Ittle Dew 2+ Review
Do you ever have those intense dreams where a lot of weird, improbable things happen that shouldn’t fit together but it still makes sense at the time, and all of it is probably taking place within five minutes of REM sleep but it feels like an entire x4 speed movie? That’s kind of what Ittle Dew 2+ is like.
In this adventure, protagonist Ittle and her sidekick Tippsie have somehow crashed into a pond in the middle of an island and must collect their eight pieces of raft locked away in eight different dungeons to set sail again. It’s a wacky title that constantly breaks the fourth wall, filled with eccentric inhabitants with their own quip to throw at you. I got some Undertale vibes with Ittle Dew 2+‘s absurdist humor and memorable characters, but the game doesn’t have the same genuine emotion and sincerity behind it, adopting a cheeky, dry tone instead. My favorite example of the game’s humor is the staff area, where bosses and other NPCs can be found hanging out when they’re off the job. Ittle Dew 2+ is charming, weird, and self-aware — all in good fun.
“Playing Ittle Dew 2+ on the Nintendo Switch inevitably brings to mind portable top-down Legend of Zelda games, but it establishes itself apart from its inspiration through its own strange charm.”
Playing Ittle Dew 2+ on the Nintendo Switch inevitably brings to mind portable top-down Legend of Zelda games, but it establishes itself apart from its inspiration through its own strange charm. The game features a large overworld of different areas, each with their own environment and aesthetic that oozes fun and light-heartedness. Ittle Dew 2+ goes beyond the standard lava/snow/forest landscapes to feature places like a candy-covered coastline, a glittering star-covered trash swamp, and some kind of…fruit and vegetable soup land?

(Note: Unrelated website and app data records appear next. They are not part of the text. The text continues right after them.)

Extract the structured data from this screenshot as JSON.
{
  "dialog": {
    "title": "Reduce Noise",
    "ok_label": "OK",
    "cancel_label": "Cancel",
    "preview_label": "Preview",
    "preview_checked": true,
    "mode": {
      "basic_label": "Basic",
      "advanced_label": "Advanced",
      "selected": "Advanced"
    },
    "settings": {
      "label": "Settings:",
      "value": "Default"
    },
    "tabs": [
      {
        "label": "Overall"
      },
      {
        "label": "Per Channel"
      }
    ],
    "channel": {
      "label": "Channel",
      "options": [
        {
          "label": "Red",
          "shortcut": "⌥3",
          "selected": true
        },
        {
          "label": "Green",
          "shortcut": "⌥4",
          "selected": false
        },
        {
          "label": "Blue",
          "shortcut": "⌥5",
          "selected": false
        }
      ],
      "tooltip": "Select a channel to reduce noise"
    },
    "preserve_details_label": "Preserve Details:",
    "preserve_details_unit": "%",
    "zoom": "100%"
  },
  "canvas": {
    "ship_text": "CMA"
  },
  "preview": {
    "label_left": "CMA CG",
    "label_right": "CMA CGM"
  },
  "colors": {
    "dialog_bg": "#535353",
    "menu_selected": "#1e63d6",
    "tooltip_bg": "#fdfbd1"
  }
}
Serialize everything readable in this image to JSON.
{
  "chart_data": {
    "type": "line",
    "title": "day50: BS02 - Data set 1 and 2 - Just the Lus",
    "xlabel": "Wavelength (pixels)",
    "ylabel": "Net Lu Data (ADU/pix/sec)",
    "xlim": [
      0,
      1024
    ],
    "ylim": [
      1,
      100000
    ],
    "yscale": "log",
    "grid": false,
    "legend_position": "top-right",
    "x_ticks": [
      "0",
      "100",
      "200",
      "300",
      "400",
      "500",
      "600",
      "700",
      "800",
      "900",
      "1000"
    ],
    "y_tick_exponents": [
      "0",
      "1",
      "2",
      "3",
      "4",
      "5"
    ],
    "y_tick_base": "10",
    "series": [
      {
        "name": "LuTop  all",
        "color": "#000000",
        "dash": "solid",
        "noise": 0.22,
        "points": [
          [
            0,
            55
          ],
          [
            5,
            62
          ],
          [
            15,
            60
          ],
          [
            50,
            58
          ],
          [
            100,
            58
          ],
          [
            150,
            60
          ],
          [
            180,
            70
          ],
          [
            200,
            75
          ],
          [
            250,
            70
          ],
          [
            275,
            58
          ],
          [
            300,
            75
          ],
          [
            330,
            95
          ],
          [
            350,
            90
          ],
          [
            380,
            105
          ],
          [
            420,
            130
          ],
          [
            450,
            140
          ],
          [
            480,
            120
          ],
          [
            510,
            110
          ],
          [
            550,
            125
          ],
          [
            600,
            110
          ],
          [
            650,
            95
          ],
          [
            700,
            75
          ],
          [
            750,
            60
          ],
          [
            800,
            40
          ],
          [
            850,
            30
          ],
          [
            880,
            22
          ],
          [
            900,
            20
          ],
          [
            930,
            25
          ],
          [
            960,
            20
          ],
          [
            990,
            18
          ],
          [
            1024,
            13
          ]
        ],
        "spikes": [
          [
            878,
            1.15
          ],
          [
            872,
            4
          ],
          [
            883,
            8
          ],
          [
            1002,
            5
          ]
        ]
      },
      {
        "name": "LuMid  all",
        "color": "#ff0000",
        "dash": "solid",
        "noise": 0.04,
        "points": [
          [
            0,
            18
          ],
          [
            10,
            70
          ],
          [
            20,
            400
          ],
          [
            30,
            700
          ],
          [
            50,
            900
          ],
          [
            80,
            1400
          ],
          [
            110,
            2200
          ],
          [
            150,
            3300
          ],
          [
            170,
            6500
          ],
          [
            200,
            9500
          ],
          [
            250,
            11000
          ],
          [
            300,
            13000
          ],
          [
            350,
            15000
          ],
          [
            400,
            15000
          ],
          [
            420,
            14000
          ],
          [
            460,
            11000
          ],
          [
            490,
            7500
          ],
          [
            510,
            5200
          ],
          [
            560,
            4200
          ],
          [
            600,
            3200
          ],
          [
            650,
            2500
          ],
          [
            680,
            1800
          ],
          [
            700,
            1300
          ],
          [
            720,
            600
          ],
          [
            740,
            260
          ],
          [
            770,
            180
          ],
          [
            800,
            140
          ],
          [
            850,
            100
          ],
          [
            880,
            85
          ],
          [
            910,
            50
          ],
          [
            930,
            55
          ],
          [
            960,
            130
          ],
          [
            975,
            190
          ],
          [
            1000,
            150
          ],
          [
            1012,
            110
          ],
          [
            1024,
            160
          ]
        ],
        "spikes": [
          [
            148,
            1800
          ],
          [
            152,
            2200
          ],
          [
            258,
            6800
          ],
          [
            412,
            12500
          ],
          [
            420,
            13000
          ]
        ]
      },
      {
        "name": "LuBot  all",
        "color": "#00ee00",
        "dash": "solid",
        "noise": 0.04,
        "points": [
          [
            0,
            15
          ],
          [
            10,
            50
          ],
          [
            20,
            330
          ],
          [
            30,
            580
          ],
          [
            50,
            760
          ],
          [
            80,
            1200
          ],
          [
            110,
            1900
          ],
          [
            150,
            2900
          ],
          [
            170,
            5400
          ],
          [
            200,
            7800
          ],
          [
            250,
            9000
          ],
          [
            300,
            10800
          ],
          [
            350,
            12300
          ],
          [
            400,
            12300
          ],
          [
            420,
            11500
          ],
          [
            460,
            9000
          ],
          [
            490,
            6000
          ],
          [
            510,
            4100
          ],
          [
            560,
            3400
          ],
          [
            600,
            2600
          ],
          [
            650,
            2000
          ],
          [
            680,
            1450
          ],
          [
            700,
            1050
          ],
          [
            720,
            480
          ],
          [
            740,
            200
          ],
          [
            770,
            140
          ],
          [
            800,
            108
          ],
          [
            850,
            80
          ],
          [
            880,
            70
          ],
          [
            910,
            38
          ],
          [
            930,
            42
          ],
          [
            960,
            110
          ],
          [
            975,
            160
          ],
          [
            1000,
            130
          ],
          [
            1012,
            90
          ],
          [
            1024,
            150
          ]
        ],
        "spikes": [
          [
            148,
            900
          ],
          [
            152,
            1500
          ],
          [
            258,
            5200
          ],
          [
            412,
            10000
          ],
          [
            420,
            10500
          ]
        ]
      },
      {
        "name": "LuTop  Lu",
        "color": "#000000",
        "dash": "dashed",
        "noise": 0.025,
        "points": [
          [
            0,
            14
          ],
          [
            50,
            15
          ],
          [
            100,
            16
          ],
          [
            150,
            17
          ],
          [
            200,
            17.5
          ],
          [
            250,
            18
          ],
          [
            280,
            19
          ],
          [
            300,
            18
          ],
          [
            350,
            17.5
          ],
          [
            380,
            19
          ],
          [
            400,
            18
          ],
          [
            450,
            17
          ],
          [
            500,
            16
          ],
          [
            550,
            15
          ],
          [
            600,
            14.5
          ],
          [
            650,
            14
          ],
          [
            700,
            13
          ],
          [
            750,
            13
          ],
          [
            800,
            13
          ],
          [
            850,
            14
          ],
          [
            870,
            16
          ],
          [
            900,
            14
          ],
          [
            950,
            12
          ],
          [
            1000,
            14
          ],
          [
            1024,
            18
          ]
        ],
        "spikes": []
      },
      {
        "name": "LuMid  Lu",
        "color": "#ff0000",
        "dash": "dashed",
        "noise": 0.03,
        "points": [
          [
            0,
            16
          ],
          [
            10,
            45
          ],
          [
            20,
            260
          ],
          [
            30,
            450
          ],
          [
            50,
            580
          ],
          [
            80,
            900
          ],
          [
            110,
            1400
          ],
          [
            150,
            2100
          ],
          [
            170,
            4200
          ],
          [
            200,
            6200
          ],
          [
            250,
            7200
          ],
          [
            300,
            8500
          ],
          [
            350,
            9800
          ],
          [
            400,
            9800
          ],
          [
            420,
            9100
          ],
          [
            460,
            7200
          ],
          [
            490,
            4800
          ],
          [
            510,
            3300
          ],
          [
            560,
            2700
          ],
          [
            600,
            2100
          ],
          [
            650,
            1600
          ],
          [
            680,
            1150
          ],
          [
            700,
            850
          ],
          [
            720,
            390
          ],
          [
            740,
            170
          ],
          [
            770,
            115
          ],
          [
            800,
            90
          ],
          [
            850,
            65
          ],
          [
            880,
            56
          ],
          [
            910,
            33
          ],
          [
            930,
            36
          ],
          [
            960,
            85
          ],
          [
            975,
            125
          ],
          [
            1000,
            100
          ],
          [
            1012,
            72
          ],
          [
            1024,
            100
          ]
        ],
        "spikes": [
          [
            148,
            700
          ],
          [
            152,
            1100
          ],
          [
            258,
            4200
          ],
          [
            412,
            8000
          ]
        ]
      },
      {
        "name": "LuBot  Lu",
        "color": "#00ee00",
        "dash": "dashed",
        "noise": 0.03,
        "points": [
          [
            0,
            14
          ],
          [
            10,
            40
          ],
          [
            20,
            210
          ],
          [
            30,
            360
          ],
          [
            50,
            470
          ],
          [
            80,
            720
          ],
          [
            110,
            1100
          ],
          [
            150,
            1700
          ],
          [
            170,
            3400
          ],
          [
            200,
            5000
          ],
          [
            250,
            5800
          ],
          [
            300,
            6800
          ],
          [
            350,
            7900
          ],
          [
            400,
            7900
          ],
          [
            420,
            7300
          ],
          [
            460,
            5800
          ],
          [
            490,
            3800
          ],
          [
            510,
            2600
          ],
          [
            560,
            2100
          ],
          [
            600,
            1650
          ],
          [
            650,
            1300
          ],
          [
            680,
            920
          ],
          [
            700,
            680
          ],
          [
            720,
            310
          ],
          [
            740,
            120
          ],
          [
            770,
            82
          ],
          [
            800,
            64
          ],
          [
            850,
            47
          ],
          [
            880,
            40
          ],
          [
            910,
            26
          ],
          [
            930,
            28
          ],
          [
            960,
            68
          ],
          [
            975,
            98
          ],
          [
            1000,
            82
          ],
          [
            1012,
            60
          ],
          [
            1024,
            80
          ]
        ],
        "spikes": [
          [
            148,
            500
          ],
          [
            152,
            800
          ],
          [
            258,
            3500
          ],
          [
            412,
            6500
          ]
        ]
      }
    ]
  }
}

The dungeons themselves are as strange as the areas they are found in and can range from the postmodernist art gallery to a mine filled with bananas and more. You can complete the dungeons out of order, and the game often assures you that there is always a way to solve them, no matter what items you are carrying at the time. Ittle Dew 2+ handles this by allowing the player to take a longer route to the boss room if they are missing certain items, but with the right ones, you can take shortcuts through dungeons instead. While this is a clever way of facilitating free exploration and multiple paths, it can shorten dungeons (and overall game time) considerably.
The dungeons themselves are small, with uncomplicated layouts and filled to the brim with the game’s strongest aspect — its well-balanced puzzles. The puzzles of Ittle Dew 2+ are cleverly put together, with just the right amount of challenge and reward as the player can receive items, upgrades, or just progress through the dungeon feeling accomplished. It is all supported by a hint system which points you in the right direction if you’re feeling lost, but it doesn’t tell you what to do outright. Even the most difficult puzzles never feel like they are stopping the flow of gameplay because they are the best part of the game.
“The puzzles of Ittle Dew 2+ are cleverly put together, with just the right amount of challenge…”
The dungeons and overworld of Ittle Dew 2+ are also inhabited by monsters, perfect for adventures such as yourself to slay. For such a humorous game, the combat of Ittle Dew 2+ is surprisingly challenging — expect to die often, but the checkpoints are never too far away, especially for boss fights. However, Ittle swings her sword fast, which can tempt more impatient players (like me) to just jump in there and try to overpower the enemy — and more often than not, this works, making gameplay fly by and combat feel unsubstantial. You don’t feel compelled to take your time either because there is little actual reward in picking fights unless you need to clear a room of monsters to proceed in a dungeon or if you’re desperate for hearts and want to attempt to get a rare drop of health.
Combat can get repetitive at times, especially the boss fights. Often, you are fighting the same bosses (who can also be found in the staff area), but they have a slightly different move set than they do in other dungeons. There is little variation in how you can beat monsters in the overworld as well (try hitting them with a stick or sword over and over) and little reward in it. Mostly, they are an inconvenience and deterrent for exploring the world. Unfortunately, the combat is in part challenging due to clumsy controls. Precision is a weak point of the game, felt most keenly during boss battles where you need to quickly aim your long-ranged attacks but upon firing you find yourself facing just slightly to the left or right of the giant dangerous robot you’re trying to hit.
Ittle Dew 2+ is a perfect fit for the portable Switch, and a supplement if you’ve been missing a top-down Zelda title on it. It has its own brand of humor and is chock-full of creativity with its visuals, dialogue, and puzzles, but can be found lacking with regard to its repetitive, unrewarding combat.
*** Switch code provided by the publisher ***
- Dry, wacky humour
- Creative overworld
- Well-balanced, clever puzzles
- Repetitive boss battles
- Unrewarding combat